Last summer I was looking out our kitchen window and had the chance to watch what looked liked a momma bird teaching her baby bird to fly. They were just perched on the fence when Momma bird would take off, fly out and back landing on the fence about five feet from the baby. The baby bird would then just look at the momma bird and hop down the fence line and stop next to Momma. Momma bird would just look at the baby bird and then repeat the process, and the baby bird would just hop down the fence and stop next to Momma. Momma bird must have done this at least three times when she took off and flew to a tree about five feet away. The baby bird just sat on the fence and chirped. I found myself trying to root on the baby bird: "Come on, you can do it--fly." The baby finally stretched his wings and flapped a couple of times and then flew over to the momma. That little five-foot flight had just opened a new world to that baby bird. I'm sure it was not much longer until the baby bird was out of the nest.

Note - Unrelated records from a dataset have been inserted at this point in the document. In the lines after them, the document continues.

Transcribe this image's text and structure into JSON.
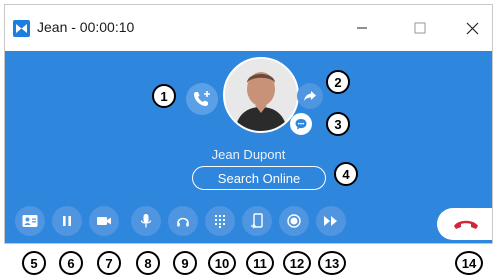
{
  "window": {
    "title": "Jean - 00:00:10",
    "icons": {
      "app": "app-logo-icon",
      "minimize": "minimize-icon",
      "maximize": "maximize-icon",
      "close": "close-icon"
    }
  },
  "call": {
    "contact_name": "Jean Dupont",
    "search_online_label": "Search Online",
    "icons": {
      "add_call": "add-call-icon",
      "share": "share-icon",
      "chat": "chat-icon"
    }
  },
  "toolbar": {
    "buttons": [
      {
        "icon": "contact-card-icon"
      },
      {
        "icon": "pause-icon"
      },
      {
        "icon": "video-icon"
      },
      {
        "icon": "microphone-icon"
      },
      {
        "icon": "headset-icon"
      },
      {
        "icon": "dialpad-icon"
      },
      {
        "icon": "transfer-phone-icon"
      },
      {
        "icon": "record-icon"
      },
      {
        "icon": "forward-icon"
      }
    ],
    "hangup_icon": "hangup-icon"
  },
  "callouts": [
    "1",
    "2",
    "3",
    "4",
    "5",
    "6",
    "7",
    "8",
    "9",
    "10",
    "11",
    "12",
    "13",
    "14"
  ],
  "colors": {
    "window_bg": "#2f86dd",
    "button_bg": "#4f95e0",
    "hangup_red": "#d4263a"
  }
}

As I think about that scene playing out, I realize it is not much different than us as parents. From the time our children are born, we take steps to prepare them to leave our nest and fly out into the world on their own. We often use terms like, "leave the nest" or "they are empty nesters" to describe the process. There are times that we doubt ourselves and wonder if they are ever going to get it. Why are they content to just hop when they have the ability to fly? Then one day, they spread those wings and are gone, and you believe that they are set on a trajectory for their life, when they make a decision that you just did not see coming.
That is what we have experienced with Shane the past few weeks. For several years now, we thought that Shane would follow his brother into the pro bike racing circuit. He had already taken the first step by signing a contract with a pro team. However, after a few months, Shane decided that pro racing was not for him, at this point in his life. I am not going to tell the story here. You can read Shane's very well-written blog on how he arrived at his decision at his blog Shane Meets World.
I will admit being a little surprised at his decision, but since being diagnosed with cancer, I have told the boys to find something they really enjoy doing so that they look forward to going to work. As I read Shane's blog, I was impressed at how he sought wise counsel from his friends and family. He also prayed and asked God for His guidance. He is spreading those wings on his own. As I read through his blog, I realized that DeLayne and I invested 12 years in Shane the baseball player, 5 years in Shane the cyclist, but we have invested 23 years in Shane the man. Shane and I spent a lot of time together during those years, and I was given an opportunity not afforded to many fathers; I was able to watch my son grow from a boy into a young man.
Just after the first of the year, Shane had gone out for a bike ride. When he got home, he talked me into for going out for a short ride with him. As we rode, I noticed that Shane would position himself to block me from the wind, and I began to realize that we had crossed a threshold into a new chapter in life: The protector had become the protected.
We are very proud of Shane and are excited to see where he goes from here.
Shane has always enjoyed working outside and with his hands. He also is very smart and has a Degree from Texas A&M in Turfgrass Management. We were not at all surprised when he called and told us he had been hired by the Garden of the Gods Club as a greenskeeper. That looks like a pretty nice office view and a good place to fly.